==== RECORD EXTRACTS ====

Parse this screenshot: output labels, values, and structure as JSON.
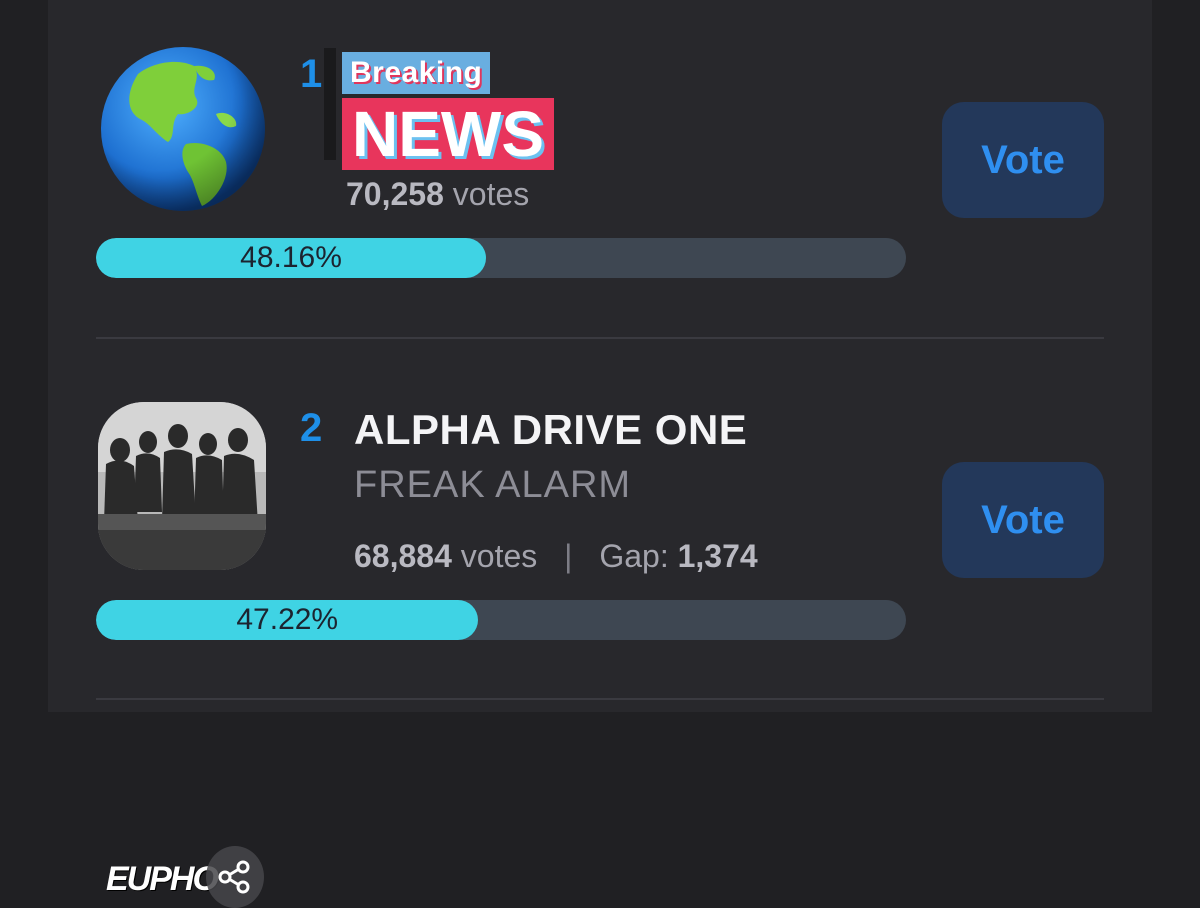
{
  "entries": [
    {
      "rank": "1",
      "logo_top": "Breaking",
      "logo_bottom": "NEWS",
      "votes_count": "70,258",
      "votes_unit": "votes",
      "percent_label": "48.16%",
      "percent": 48.16,
      "vote_label": "Vote"
    },
    {
      "rank": "2",
      "title": "ALPHA DRIVE ONE",
      "subtitle": "FREAK ALARM",
      "votes_count": "68,884",
      "votes_unit": "votes",
      "separator": "|",
      "gap_label": "Gap:",
      "gap_value": "1,374",
      "photo_text": "EUPHO",
      "percent_label": "47.22%",
      "percent": 47.22,
      "vote_label": "Vote"
    }
  ],
  "colors": {
    "accent": "#1e8fe8",
    "progress_fill": "#3fd3e4",
    "progress_track": "#3e4752",
    "vote_button_bg": "#23385a"
  },
  "icons": [
    "globe-icon",
    "share-icon"
  ]
}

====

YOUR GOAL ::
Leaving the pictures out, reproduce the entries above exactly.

ANSWER BOX ::
Parse this screenshot: output labels, values, and structure as JSON.
{
  "entries": [
    {
      "rank": "1",
      "logo_top": "Breaking",
      "logo_bottom": "NEWS",
      "votes_count": "70,258",
      "votes_unit": "votes",
      "percent_label": "48.16%",
      "percent": 48.16,
      "vote_label": "Vote"
    },
    {
      "rank": "2",
      "title": "ALPHA DRIVE ONE",
      "subtitle": "FREAK ALARM",
      "votes_count": "68,884",
      "votes_unit": "votes",
      "separator": "|",
      "gap_label": "Gap:",
      "gap_value": "1,374",
      "photo_text": "EUPHO",
      "percent_label": "47.22%",
      "percent": 47.22,
      "vote_label": "Vote"
    }
  ],
  "colors": {
    "accent": "#1e8fe8",
    "progress_fill": "#3fd3e4",
    "progress_track": "#3e4752",
    "vote_button_bg": "#23385a"
  },
  "icons": [
    "globe-icon",
    "share-icon"
  ]
}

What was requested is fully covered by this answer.